Nova’s clinical research program is designed to fill an unmet medical need in accurate diagnosis and treatment of autism spectrum disorder (ASD) and fragile X syndrome (FXS).
We’re conducting a large-scale observational study to assess the gut microbiome, immune response and serotonin activity, as all these systems are likely involved in producing the variety of behavioural symptoms observed in ASD and FXS.
Unravelling the Mysteries of ASD
A true spectrum, autism is a collection of developmental disorders currently diagnosed mostly on the basis of neurobehavioural patterning – an approach that (1) cannot distinguish subtle differences between ASD subtypes, (2) is subject to observer bias, and, therefore, (3) introduces uncertainty regarding root causes and response to treatments.
The molecular underpinnings of ASD are largely unknown, particularly with regard to the dynamic interaction between co-existing biological systems that drive development of the brain and gut: serotonergic signaling, microbiota and the immune response. Investigating these systems, their interaction and pharmacological modulation will shed light on the pathophysiology of ‘autisms’ and identify biomarkers to be used to subtype ASD and to guide development of new therapies.

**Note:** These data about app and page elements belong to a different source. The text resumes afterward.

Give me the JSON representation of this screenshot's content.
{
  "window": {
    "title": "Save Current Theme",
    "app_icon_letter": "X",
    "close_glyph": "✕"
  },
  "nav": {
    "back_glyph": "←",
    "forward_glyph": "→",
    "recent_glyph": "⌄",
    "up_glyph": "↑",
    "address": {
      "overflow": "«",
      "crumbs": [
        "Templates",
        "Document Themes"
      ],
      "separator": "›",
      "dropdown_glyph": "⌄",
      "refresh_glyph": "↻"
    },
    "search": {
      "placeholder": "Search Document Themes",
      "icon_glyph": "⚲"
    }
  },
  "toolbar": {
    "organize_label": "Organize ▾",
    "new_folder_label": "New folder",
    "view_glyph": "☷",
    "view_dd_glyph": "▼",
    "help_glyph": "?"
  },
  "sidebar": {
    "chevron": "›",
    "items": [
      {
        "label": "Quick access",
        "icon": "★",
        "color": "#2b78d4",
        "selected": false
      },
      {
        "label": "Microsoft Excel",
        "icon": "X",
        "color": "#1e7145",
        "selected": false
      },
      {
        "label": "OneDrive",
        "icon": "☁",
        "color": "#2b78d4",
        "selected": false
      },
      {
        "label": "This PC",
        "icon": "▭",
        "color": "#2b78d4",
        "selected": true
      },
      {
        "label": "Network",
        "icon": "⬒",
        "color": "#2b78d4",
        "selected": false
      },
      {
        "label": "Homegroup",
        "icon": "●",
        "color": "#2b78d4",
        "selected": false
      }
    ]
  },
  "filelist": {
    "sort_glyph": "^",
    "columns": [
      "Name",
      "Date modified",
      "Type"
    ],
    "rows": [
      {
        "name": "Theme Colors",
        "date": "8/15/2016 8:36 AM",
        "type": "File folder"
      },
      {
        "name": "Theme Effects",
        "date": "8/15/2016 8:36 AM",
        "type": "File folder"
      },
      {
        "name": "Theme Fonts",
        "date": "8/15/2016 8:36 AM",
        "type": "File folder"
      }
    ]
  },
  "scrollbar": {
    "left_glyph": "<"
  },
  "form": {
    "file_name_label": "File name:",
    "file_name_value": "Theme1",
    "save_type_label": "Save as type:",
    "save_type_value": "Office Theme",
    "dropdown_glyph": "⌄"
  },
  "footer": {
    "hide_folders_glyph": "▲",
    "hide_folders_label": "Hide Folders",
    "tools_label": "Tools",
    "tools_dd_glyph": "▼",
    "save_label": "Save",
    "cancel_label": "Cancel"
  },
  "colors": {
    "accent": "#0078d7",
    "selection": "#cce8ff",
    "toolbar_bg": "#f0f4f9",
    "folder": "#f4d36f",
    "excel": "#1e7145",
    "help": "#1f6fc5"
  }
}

Both genetic and environmental factors are involved in the pathogenesis of ASD, with FXS being the leading genetic cause of ASD. In ASD and FXS, the development of the brain and gut appears to be disrupted by altered serotonergic signaling, chronic inflammation and shifts in the gut microbial population.
Serotonin has a key role in normal brain development. Humans undergo a period of high brain serotonin synthesis during childhood – reaching a peak between three and five years of age – and this developmental process is disrupted in autistic children. Serotonergic insufficiency during childhood may have a compounding effect on brain patterning in ASD and FSX, manifesting as behavioural and emotional symptoms. As such, therapeutics that stimulate serotonergic signaling such as psilocybin and other tryptamine derivatives offer promise as potential early-childhood interventions for at-risk children.
It is reported that autistic children are more likely to have gastrointestinal issues, but the specific involvement of gut microbiota in this phenomenon is yet unclear due to small sample sizes and inconsistencies in methods/findings across various studies. What is clear, however, is the need to examine dynamic relationships between serotonin, immune system and microbiota in order to discover diagnostics that differentiate between subtypes and guide development of innovative treatments.
Our Three-Pronged Approach
Our research plan includes three clinical studies:
- an observational study to establish an ASD Diagnostic and Therapeutic Index (ASD-DTI), which simultaneously measures systemic inflammation, gut microbiome taxa and serotonergic activity in an effort to differentiate between subsets of ASD-related neurodevelopmental disorders and guide drug treatment in subsequent dosing trials.
- a Phase 1 clinical trial to assess safety of our proprietary psilocybin formulation.
- a Phase 2 clinical trial to assess efficacy of psilocybin in ASD and FXS.
We’re aiming to recruit at least 300 participants across the U.S. and Canada for our observational study to establish the ASD-DTI:
- 200+ with diagnosed ASD and/or FXS.
- 100+ neurotypical controls, including children under age five who may be showing symptoms suggestive of ASD but have not yet received a formal diagnosis.
The study will involve collecting samples from eligible participants, including urine, feces, finger/toe-prick blood, and cheek cells and the measurements will be compared with those from age-matched neurotypical controls. We expect to begin the process of collecting samples by fall of 2021. We will distribute test kits in the mail and participants will be encouraged to submit at least two of the four sample types.
These data will be analyzed with the help of advanced computational methods and used to guide design of the upcoming clinical trials.
Express your Interest in Joining the Study:
- Sign up here to express your interest in participating in our observational study and we will keep you up to date on our plans.
- Please email us or call 1-888-505-NOVA if you have questions about the research or how to participate.
We look forward to hearing from you!